§ Try it
Copy every line of the listing exactly.

§ Dataset records
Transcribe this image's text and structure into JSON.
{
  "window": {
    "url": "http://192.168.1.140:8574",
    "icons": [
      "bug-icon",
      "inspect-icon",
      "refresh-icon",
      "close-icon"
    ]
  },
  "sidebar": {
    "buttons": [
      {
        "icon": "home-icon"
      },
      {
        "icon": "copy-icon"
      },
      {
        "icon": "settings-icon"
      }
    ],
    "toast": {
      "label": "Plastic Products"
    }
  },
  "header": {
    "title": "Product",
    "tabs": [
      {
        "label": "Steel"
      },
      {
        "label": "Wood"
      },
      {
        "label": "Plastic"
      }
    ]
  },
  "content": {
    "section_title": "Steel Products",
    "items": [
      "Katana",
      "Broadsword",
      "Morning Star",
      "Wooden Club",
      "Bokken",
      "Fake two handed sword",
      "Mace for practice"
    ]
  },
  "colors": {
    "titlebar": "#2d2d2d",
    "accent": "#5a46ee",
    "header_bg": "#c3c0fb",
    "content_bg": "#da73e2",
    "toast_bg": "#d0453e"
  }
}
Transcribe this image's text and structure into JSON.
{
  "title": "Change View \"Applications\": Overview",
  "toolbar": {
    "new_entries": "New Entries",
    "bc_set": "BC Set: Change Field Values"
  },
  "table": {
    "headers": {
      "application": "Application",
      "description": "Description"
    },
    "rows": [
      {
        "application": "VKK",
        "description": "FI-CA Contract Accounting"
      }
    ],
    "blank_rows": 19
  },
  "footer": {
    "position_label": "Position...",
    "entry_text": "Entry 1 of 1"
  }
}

§ Response for this exercise
Transcribe this image's text and structure into JSON.
{
  "window": {
    "url": "http://192.168.1.140:8574",
    "icons": [
      "bug-icon",
      "inspect-icon",
      "refresh-icon",
      "close-icon"
    ]
  },
  "sidebar": {
    "buttons": [
      {
        "icon": "home-icon"
      },
      {
        "icon": "copy-icon"
      },
      {
        "icon": "settings-icon"
      }
    ],
    "toast": {
      "label": "Plastic Products"
    }
  },
  "header": {
    "title": "Product",
    "tabs": [
      {
        "label": "Steel"
      },
      {
        "label": "Wood"
      },
      {
        "label": "Plastic"
      }
    ]
  },
  "content": {
    "section_title": "Steel Products",
    "items": [
      "Katana",
      "Broadsword",
      "Morning Star",
      "Wooden Club",
      "Bokken",
      "Fake two handed sword",
      "Mace for practice"
    ]
  },
  "colors": {
    "titlebar": "#2d2d2d",
    "accent": "#5a46ee",
    "header_bg": "#c3c0fb",
    "content_bg": "#da73e2",
    "toast_bg": "#d0453e"
  }
}
Transcribe this image's text and structure into JSON.
{
  "title": "Change View \"Applications\": Overview",
  "toolbar": {
    "new_entries": "New Entries",
    "bc_set": "BC Set: Change Field Values"
  },
  "table": {
    "headers": {
      "application": "Application",
      "description": "Description"
    },
    "rows": [
      {
        "application": "VKK",
        "description": "FI-CA Contract Accounting"
      }
    ],
    "blank_rows": 19
  },
  "footer": {
    "position_label": "Position...",
    "entry_text": "Entry 1 of 1"
  }
}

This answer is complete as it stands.